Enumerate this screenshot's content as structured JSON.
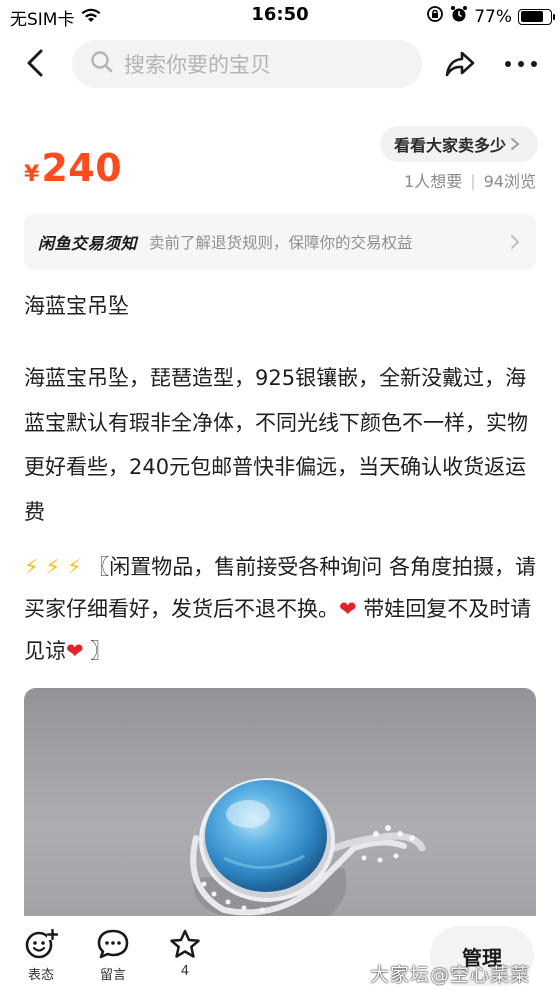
{
  "status_bar": {
    "carrier": "无SIM卡",
    "time": "16:50",
    "battery": "77%",
    "battery_level": 0.77
  },
  "nav": {
    "search_placeholder": "搜索你要的宝贝"
  },
  "price": {
    "currency_symbol": "¥",
    "amount": "240"
  },
  "sales_button": {
    "label": "看看大家卖多少"
  },
  "stats": {
    "wants": "1人想要",
    "views": "94浏览"
  },
  "notice": {
    "title": "闲鱼交易须知",
    "text": "卖前了解退货规则，保障你的交易权益"
  },
  "item": {
    "title": "海蓝宝吊坠",
    "description": "海蓝宝吊坠，琵琶造型，925银镶嵌，全新没戴过，海蓝宝默认有瑕非全净体，不同光线下颜色不一样，实物更好看些，240元包邮普快非偏远，当天确认收货返运费",
    "notes_bolts": "⚡ ⚡ ⚡",
    "notes_part1": " 〖闲置物品，售前接受各种询问 各角度拍摄，请买家仔细看好，发货后不退不换。",
    "notes_part2": " 带娃回复不及时请见谅",
    "notes_end": " 〗",
    "heart": "❤"
  },
  "bottom_bar": {
    "react_label": "表态",
    "comment_label": "留言",
    "favorite_count": "4",
    "manage_label": "管理"
  },
  "watermark": "大家坛@空心菜菜",
  "colors": {
    "price": "#ff4a1d",
    "bolt": "#f6c126",
    "heart": "#e0242a"
  },
  "icons": [
    "wifi-icon",
    "lock-rotation-icon",
    "alarm-icon",
    "battery-icon",
    "back-icon",
    "search-icon",
    "share-icon",
    "more-icon",
    "chevron-right-icon",
    "smile-plus-icon",
    "comment-icon",
    "star-icon"
  ]
}
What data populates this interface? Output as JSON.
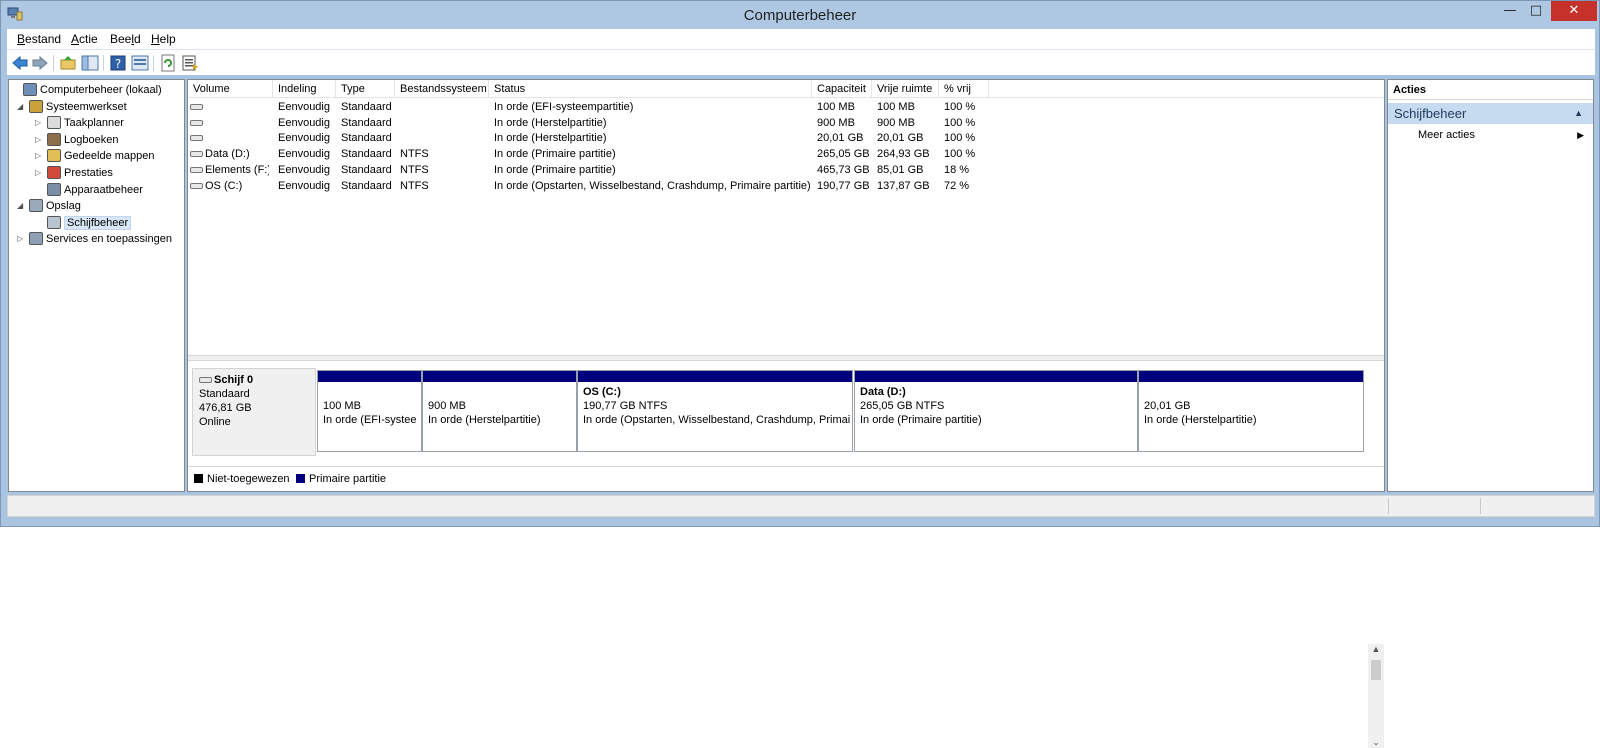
{
  "window": {
    "title": "Computerbeheer"
  },
  "menu": [
    {
      "label": "Bestand"
    },
    {
      "label": "Actie"
    },
    {
      "label": "Beeld"
    },
    {
      "label": "Help"
    }
  ],
  "toolbar_icons": [
    "back-arrow-icon",
    "forward-arrow-icon",
    "folder-up-icon",
    "show-hide-tree-icon",
    "help-icon",
    "properties-icon",
    "refresh-icon",
    "export-list-icon"
  ],
  "tree": [
    {
      "label": "Computerbeheer (lokaal)",
      "icon": "computer-management-icon",
      "level": 0,
      "expander": ""
    },
    {
      "label": "Systeemwerkset",
      "icon": "tools-icon",
      "level": 1,
      "expander": "◢"
    },
    {
      "label": "Taakplanner",
      "icon": "clock-icon",
      "level": 2,
      "expander": "▷"
    },
    {
      "label": "Logboeken",
      "icon": "event-log-icon",
      "level": 2,
      "expander": "▷"
    },
    {
      "label": "Gedeelde mappen",
      "icon": "shared-folder-icon",
      "level": 2,
      "expander": "▷"
    },
    {
      "label": "Prestaties",
      "icon": "performance-icon",
      "level": 2,
      "expander": "▷"
    },
    {
      "label": "Apparaatbeheer",
      "icon": "device-manager-icon",
      "level": 2,
      "expander": ""
    },
    {
      "label": "Opslag",
      "icon": "storage-icon",
      "level": 1,
      "expander": "◢"
    },
    {
      "label": "Schijfbeheer",
      "icon": "disk-management-icon",
      "level": 2,
      "expander": "",
      "selected": true
    },
    {
      "label": "Services en toepassingen",
      "icon": "services-icon",
      "level": 1,
      "expander": "▷"
    }
  ],
  "volumes": {
    "columns": [
      "Volume",
      "Indeling",
      "Type",
      "Bestandssysteem",
      "Status",
      "Capaciteit",
      "Vrije ruimte",
      "% vrij"
    ],
    "rows": [
      [
        "",
        "Eenvoudig",
        "Standaard",
        "",
        "In orde (EFI-systeempartitie)",
        "100 MB",
        "100 MB",
        "100 %"
      ],
      [
        "",
        "Eenvoudig",
        "Standaard",
        "",
        "In orde (Herstelpartitie)",
        "900 MB",
        "900 MB",
        "100 %"
      ],
      [
        "",
        "Eenvoudig",
        "Standaard",
        "",
        "In orde (Herstelpartitie)",
        "20,01 GB",
        "20,01 GB",
        "100 %"
      ],
      [
        "Data (D:)",
        "Eenvoudig",
        "Standaard",
        "NTFS",
        "In orde (Primaire partitie)",
        "265,05 GB",
        "264,93 GB",
        "100 %"
      ],
      [
        "Elements (F:)",
        "Eenvoudig",
        "Standaard",
        "NTFS",
        "In orde (Primaire partitie)",
        "465,73 GB",
        "85,01 GB",
        "18 %"
      ],
      [
        "OS (C:)",
        "Eenvoudig",
        "Standaard",
        "NTFS",
        "In orde (Opstarten, Wisselbestand, Crashdump, Primaire partitie)",
        "190,77 GB",
        "137,87 GB",
        "72 %"
      ]
    ]
  },
  "disk": {
    "name": "Schijf 0",
    "type": "Standaard",
    "size": "476,81 GB",
    "state": "Online",
    "partitions": [
      {
        "name": "",
        "size": "100 MB",
        "status": "In orde (EFI-systee"
      },
      {
        "name": "",
        "size": "900 MB",
        "status": "In orde (Herstelpartitie)"
      },
      {
        "name": "OS  (C:)",
        "size": "190,77 GB NTFS",
        "status": "In orde (Opstarten, Wisselbestand, Crashdump, Primai"
      },
      {
        "name": "Data  (D:)",
        "size": "265,05 GB NTFS",
        "status": "In orde (Primaire partitie)"
      },
      {
        "name": "",
        "size": "20,01 GB",
        "status": "In orde (Herstelpartitie)"
      }
    ]
  },
  "legend": [
    {
      "label": "Niet-toegewezen",
      "color": "#000000"
    },
    {
      "label": "Primaire partitie",
      "color": "#00007f"
    }
  ],
  "actions": {
    "header": "Acties",
    "section": "Schijfbeheer",
    "items": [
      {
        "label": "Meer acties"
      }
    ]
  },
  "colors": {
    "partition_bar": "#00007f",
    "titlebar": "#aec8e3",
    "close_button": "#c7312b"
  }
}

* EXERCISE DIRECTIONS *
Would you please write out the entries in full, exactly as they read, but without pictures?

* COMPLETED EXERCISE *
Enumerate this screenshot's content as structured JSON.
{
  "status_bar": {
    "carrier": "无SIM卡",
    "time": "16:50",
    "battery": "77%",
    "battery_level": 0.77
  },
  "nav": {
    "search_placeholder": "搜索你要的宝贝"
  },
  "price": {
    "currency_symbol": "¥",
    "amount": "240"
  },
  "sales_button": {
    "label": "看看大家卖多少"
  },
  "stats": {
    "wants": "1人想要",
    "views": "94浏览"
  },
  "notice": {
    "title": "闲鱼交易须知",
    "text": "卖前了解退货规则，保障你的交易权益"
  },
  "item": {
    "title": "海蓝宝吊坠",
    "description": "海蓝宝吊坠，琵琶造型，925银镶嵌，全新没戴过，海蓝宝默认有瑕非全净体，不同光线下颜色不一样，实物更好看些，240元包邮普快非偏远，当天确认收货返运费",
    "notes_bolts": "⚡ ⚡ ⚡",
    "notes_part1": " 〖闲置物品，售前接受各种询问 各角度拍摄，请买家仔细看好，发货后不退不换。",
    "notes_part2": " 带娃回复不及时请见谅",
    "notes_end": " 〗",
    "heart": "❤"
  },
  "bottom_bar": {
    "react_label": "表态",
    "comment_label": "留言",
    "favorite_count": "4",
    "manage_label": "管理"
  },
  "watermark": "大家坛@空心菜菜",
  "colors": {
    "price": "#ff4a1d",
    "bolt": "#f6c126",
    "heart": "#e0242a"
  },
  "icons": [
    "wifi-icon",
    "lock-rotation-icon",
    "alarm-icon",
    "battery-icon",
    "back-icon",
    "search-icon",
    "share-icon",
    "more-icon",
    "chevron-right-icon",
    "smile-plus-icon",
    "comment-icon",
    "star-icon"
  ]
}
What data populates this interface? Output as JSON.
{
  "window": {
    "title": "Computerbeheer"
  },
  "menu": [
    {
      "label": "Bestand"
    },
    {
      "label": "Actie"
    },
    {
      "label": "Beeld"
    },
    {
      "label": "Help"
    }
  ],
  "toolbar_icons": [
    "back-arrow-icon",
    "forward-arrow-icon",
    "folder-up-icon",
    "show-hide-tree-icon",
    "help-icon",
    "properties-icon",
    "refresh-icon",
    "export-list-icon"
  ],
  "tree": [
    {
      "label": "Computerbeheer (lokaal)",
      "icon": "computer-management-icon",
      "level": 0,
      "expander": ""
    },
    {
      "label": "Systeemwerkset",
      "icon": "tools-icon",
      "level": 1,
      "expander": "◢"
    },
    {
      "label": "Taakplanner",
      "icon": "clock-icon",
      "level": 2,
      "expander": "▷"
    },
    {
      "label": "Logboeken",
      "icon": "event-log-icon",
      "level": 2,
      "expander": "▷"
    },
    {
      "label": "Gedeelde mappen",
      "icon": "shared-folder-icon",
      "level": 2,
      "expander": "▷"
    },
    {
      "label": "Prestaties",
      "icon": "performance-icon",
      "level": 2,
      "expander": "▷"
    },
    {
      "label": "Apparaatbeheer",
      "icon": "device-manager-icon",
      "level": 2,
      "expander": ""
    },
    {
      "label": "Opslag",
      "icon": "storage-icon",
      "level": 1,
      "expander": "◢"
    },
    {
      "label": "Schijfbeheer",
      "icon": "disk-management-icon",
      "level": 2,
      "expander": "",
      "selected": true
    },
    {
      "label": "Services en toepassingen",
      "icon": "services-icon",
      "level": 1,
      "expander": "▷"
    }
  ],
  "volumes": {
    "columns": [
      "Volume",
      "Indeling",
      "Type",
      "Bestandssysteem",
      "Status",
      "Capaciteit",
      "Vrije ruimte",
      "% vrij"
    ],
    "rows": [
      [
        "",
        "Eenvoudig",
        "Standaard",
        "",
        "In orde (EFI-systeempartitie)",
        "100 MB",
        "100 MB",
        "100 %"
      ],
      [
        "",
        "Eenvoudig",
        "Standaard",
        "",
        "In orde (Herstelpartitie)",
        "900 MB",
        "900 MB",
        "100 %"
      ],
      [
        "",
        "Eenvoudig",
        "Standaard",
        "",
        "In orde (Herstelpartitie)",
        "20,01 GB",
        "20,01 GB",
        "100 %"
      ],
      [
        "Data (D:)",
        "Eenvoudig",
        "Standaard",
        "NTFS",
        "In orde (Primaire partitie)",
        "265,05 GB",
        "264,93 GB",
        "100 %"
      ],
      [
        "Elements (F:)",
        "Eenvoudig",
        "Standaard",
        "NTFS",
        "In orde (Primaire partitie)",
        "465,73 GB",
        "85,01 GB",
        "18 %"
      ],
      [
        "OS (C:)",
        "Eenvoudig",
        "Standaard",
        "NTFS",
        "In orde (Opstarten, Wisselbestand, Crashdump, Primaire partitie)",
        "190,77 GB",
        "137,87 GB",
        "72 %"
      ]
    ]
  },
  "disk": {
    "name": "Schijf 0",
    "type": "Standaard",
    "size": "476,81 GB",
    "state": "Online",
    "partitions": [
      {
        "name": "",
        "size": "100 MB",
        "status": "In orde (EFI-systee"
      },
      {
        "name": "",
        "size": "900 MB",
        "status": "In orde (Herstelpartitie)"
      },
      {
        "name": "OS  (C:)",
        "size": "190,77 GB NTFS",
        "status": "In orde (Opstarten, Wisselbestand, Crashdump, Primai"
      },
      {
        "name": "Data  (D:)",
        "size": "265,05 GB NTFS",
        "status": "In orde (Primaire partitie)"
      },
      {
        "name": "",
        "size": "20,01 GB",
        "status": "In orde (Herstelpartitie)"
      }
    ]
  },
  "legend": [
    {
      "label": "Niet-toegewezen",
      "color": "#000000"
    },
    {
      "label": "Primaire partitie",
      "color": "#00007f"
    }
  ],
  "actions": {
    "header": "Acties",
    "section": "Schijfbeheer",
    "items": [
      {
        "label": "Meer acties"
      }
    ]
  },
  "colors": {
    "partition_bar": "#00007f",
    "titlebar": "#aec8e3",
    "close_button": "#c7312b"
  }
}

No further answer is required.